(Dataset records)
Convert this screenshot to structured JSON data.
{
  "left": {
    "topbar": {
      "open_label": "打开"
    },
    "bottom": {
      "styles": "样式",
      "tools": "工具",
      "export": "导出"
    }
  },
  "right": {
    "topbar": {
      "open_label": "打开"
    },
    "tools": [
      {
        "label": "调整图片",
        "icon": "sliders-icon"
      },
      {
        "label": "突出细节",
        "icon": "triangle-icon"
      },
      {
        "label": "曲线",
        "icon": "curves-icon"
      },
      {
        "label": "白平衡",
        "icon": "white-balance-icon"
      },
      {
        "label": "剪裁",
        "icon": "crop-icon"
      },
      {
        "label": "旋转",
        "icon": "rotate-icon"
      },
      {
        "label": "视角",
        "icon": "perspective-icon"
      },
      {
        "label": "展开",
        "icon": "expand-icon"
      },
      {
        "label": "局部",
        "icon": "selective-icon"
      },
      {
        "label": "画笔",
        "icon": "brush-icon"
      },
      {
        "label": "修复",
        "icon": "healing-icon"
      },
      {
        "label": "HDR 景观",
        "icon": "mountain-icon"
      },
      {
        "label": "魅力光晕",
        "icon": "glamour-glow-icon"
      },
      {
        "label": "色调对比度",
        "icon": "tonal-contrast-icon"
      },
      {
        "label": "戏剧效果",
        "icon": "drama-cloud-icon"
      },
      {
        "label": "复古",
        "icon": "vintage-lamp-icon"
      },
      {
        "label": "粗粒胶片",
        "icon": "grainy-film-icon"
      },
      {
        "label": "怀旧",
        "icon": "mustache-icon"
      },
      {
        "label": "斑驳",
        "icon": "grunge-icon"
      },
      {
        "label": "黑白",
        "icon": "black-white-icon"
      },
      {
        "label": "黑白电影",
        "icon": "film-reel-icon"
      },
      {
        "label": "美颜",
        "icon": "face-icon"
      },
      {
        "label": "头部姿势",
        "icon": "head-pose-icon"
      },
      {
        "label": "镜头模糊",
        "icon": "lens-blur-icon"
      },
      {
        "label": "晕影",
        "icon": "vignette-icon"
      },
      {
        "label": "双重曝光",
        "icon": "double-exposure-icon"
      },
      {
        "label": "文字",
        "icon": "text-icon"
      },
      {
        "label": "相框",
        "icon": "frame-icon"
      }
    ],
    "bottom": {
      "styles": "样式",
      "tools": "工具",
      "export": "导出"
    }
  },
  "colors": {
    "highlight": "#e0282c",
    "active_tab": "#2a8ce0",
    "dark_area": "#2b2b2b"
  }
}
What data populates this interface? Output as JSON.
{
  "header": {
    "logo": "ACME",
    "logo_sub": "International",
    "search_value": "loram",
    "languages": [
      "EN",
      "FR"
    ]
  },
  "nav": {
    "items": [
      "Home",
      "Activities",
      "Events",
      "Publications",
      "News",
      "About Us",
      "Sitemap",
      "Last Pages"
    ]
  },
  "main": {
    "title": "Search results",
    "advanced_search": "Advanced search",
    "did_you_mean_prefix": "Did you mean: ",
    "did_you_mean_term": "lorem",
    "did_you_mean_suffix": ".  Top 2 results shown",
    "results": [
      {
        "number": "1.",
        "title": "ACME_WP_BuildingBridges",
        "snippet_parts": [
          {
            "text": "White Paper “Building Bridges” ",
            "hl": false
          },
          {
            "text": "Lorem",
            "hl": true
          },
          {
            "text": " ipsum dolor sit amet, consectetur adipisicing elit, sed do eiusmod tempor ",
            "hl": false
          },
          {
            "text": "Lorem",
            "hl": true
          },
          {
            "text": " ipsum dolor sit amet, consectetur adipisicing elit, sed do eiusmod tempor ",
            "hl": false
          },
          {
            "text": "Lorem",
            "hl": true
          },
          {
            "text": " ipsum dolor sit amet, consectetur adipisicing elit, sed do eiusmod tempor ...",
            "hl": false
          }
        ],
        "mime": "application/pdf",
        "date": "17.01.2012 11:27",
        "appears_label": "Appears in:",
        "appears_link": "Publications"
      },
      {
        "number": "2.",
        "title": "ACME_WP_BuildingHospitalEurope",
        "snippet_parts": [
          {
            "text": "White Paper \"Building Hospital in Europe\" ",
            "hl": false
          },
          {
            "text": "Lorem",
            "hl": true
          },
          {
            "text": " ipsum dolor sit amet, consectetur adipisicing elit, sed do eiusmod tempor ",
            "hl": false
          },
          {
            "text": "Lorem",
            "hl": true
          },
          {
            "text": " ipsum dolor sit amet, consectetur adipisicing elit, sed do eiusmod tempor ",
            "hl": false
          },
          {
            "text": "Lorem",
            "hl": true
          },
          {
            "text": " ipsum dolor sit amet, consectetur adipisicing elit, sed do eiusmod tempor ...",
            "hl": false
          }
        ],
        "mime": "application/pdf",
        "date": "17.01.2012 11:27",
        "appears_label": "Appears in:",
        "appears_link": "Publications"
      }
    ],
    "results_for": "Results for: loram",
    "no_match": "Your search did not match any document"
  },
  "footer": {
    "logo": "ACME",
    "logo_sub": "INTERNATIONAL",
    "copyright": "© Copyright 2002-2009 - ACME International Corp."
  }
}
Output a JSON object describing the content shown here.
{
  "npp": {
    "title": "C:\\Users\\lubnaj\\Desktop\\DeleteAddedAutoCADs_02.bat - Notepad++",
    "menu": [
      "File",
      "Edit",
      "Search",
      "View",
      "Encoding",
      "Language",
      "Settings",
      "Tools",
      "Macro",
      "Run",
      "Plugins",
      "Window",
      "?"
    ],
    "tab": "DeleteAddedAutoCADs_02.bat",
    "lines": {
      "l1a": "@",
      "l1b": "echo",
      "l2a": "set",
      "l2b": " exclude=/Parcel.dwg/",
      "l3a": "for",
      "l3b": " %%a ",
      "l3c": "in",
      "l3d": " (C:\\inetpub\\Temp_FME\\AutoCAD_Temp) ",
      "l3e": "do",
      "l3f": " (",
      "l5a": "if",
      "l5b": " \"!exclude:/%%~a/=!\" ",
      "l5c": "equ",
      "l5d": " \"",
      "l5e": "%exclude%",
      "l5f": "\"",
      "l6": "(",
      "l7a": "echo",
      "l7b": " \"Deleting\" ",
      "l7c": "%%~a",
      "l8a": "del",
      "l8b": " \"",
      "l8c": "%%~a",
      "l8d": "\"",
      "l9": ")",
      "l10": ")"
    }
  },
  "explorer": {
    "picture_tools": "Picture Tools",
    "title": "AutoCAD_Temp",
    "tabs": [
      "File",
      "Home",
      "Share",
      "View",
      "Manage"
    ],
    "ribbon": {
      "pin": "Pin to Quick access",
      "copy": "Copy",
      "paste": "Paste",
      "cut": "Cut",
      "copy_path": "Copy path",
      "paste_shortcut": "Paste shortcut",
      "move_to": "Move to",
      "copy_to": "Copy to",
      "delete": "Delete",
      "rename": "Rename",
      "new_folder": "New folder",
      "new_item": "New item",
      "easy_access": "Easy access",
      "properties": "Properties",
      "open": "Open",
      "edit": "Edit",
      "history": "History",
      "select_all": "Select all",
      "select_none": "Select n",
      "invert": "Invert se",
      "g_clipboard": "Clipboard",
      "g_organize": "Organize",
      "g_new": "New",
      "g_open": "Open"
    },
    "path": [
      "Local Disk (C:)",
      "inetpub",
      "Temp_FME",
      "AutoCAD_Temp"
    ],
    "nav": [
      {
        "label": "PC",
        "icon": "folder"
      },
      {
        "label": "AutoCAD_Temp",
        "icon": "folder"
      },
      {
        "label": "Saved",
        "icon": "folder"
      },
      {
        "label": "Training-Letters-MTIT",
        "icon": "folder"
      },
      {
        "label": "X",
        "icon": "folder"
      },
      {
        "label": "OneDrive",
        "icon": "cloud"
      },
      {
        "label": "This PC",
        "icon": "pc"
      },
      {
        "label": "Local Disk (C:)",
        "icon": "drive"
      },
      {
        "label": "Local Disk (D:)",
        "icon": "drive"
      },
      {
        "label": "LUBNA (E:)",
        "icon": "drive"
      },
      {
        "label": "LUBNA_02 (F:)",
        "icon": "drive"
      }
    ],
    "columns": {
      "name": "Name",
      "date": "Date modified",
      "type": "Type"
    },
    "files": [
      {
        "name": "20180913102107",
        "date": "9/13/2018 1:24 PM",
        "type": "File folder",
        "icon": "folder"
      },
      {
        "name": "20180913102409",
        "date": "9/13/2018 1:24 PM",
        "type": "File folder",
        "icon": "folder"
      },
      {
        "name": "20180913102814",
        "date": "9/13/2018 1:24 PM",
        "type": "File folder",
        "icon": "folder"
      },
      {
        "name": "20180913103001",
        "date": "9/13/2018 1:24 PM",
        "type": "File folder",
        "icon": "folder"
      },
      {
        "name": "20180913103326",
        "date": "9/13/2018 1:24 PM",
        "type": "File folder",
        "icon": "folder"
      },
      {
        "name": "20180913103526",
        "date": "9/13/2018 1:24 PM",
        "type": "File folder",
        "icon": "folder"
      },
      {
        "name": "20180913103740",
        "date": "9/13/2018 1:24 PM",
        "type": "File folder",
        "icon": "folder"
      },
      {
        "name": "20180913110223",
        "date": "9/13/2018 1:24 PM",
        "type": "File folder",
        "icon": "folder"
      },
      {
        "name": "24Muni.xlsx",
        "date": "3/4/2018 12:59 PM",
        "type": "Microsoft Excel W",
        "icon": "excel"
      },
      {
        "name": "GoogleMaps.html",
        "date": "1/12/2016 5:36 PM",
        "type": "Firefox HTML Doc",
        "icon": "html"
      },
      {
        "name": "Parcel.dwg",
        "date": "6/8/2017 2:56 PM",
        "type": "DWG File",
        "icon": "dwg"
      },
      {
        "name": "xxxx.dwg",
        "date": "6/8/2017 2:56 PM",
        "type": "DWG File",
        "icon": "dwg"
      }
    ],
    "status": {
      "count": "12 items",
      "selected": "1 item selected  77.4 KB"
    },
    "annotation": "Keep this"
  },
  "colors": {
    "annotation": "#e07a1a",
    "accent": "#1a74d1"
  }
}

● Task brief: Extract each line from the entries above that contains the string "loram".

● Solution to this exercise:
    "search_value": "loram",
    "results_for": "Results for: loram",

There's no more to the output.